(b) had allowed de Chastelain to present his January 30th report without any offer on their part, and

(c) on the last day before unionists were to resign, made an unknown, unpublished, unaccountable and now withdrawn offer.

Would the Taoiseach really have preferred it if suspension had not taken place and David Trimble had been allowed to resign? Does the Taoiseach not know that if Trimble had resigned the votes do not exist on the unionist side in the Assembly to reinstate him, whereas a suspended Executive can be restored without a vote?

I believe a Government that wishes to be taken seriously should be able to count heads in the Assembly and draw politically realistic conclusions.

The Taoiseach is now hinting that the requirement of decommissioning is to be dropped in favour of an option of "standing down" the IRA. It may seem simpleminded to ask, but how on earth can anybody know if a secret army has been stood down?
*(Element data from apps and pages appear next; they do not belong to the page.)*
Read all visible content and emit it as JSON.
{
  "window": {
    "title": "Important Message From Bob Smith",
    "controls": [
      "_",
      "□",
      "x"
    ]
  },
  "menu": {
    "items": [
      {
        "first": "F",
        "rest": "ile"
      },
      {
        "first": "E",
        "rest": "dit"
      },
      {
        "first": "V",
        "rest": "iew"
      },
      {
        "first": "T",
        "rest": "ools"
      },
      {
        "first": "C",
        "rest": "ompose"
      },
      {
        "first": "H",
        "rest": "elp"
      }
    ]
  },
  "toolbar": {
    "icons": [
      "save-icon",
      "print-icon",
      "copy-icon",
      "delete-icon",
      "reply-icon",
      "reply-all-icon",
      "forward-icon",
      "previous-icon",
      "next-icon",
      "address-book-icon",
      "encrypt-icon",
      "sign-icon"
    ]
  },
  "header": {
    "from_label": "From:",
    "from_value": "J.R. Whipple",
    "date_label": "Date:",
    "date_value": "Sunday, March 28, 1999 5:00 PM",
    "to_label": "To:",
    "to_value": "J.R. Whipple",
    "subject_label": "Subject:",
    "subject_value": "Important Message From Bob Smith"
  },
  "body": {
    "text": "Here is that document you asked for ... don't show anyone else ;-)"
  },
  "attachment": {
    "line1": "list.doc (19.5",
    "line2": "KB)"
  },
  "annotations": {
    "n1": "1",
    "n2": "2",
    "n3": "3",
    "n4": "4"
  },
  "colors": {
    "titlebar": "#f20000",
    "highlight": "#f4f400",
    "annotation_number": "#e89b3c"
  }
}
Are we just to take the word of some anonymous IRA spokesman?

Before a "solution" is floated publicly, governments should check if it will travel. We are told the IRA guns are silent, but one person at least was shot through the legs by the IRA as a "punishment" this week. I assume the phrase "the guns are silent" does not just mean that the IRA now has a policy of putting silencers on the barrel before they pull the trigger.

If the IRA is stood down, who will be in charge of its weapons? This is the question the Government needs to ask republicans before it flies this kite any higher. If the IRA says its war is over pressure is much reduced, but its weapons can fall, or be put, into the wrong hands.

If decommissioning is dropped, that is a breach of the Good Friday Agreement, which was voted upon as a package by the Irish people. Individual parts of this package are not individually disposable without endangering the entire structure. Putting weapons beyond use is an acceptable formula, but there would have to be independent verification.

Constructive ambiguity can "move the situation forward", to use the phrase so often heard in the peace process. But it never delivers robust and durable agreement. Willingness to ask the hard questions is what is required in Government now.

John Bruton is leader of Fine Gael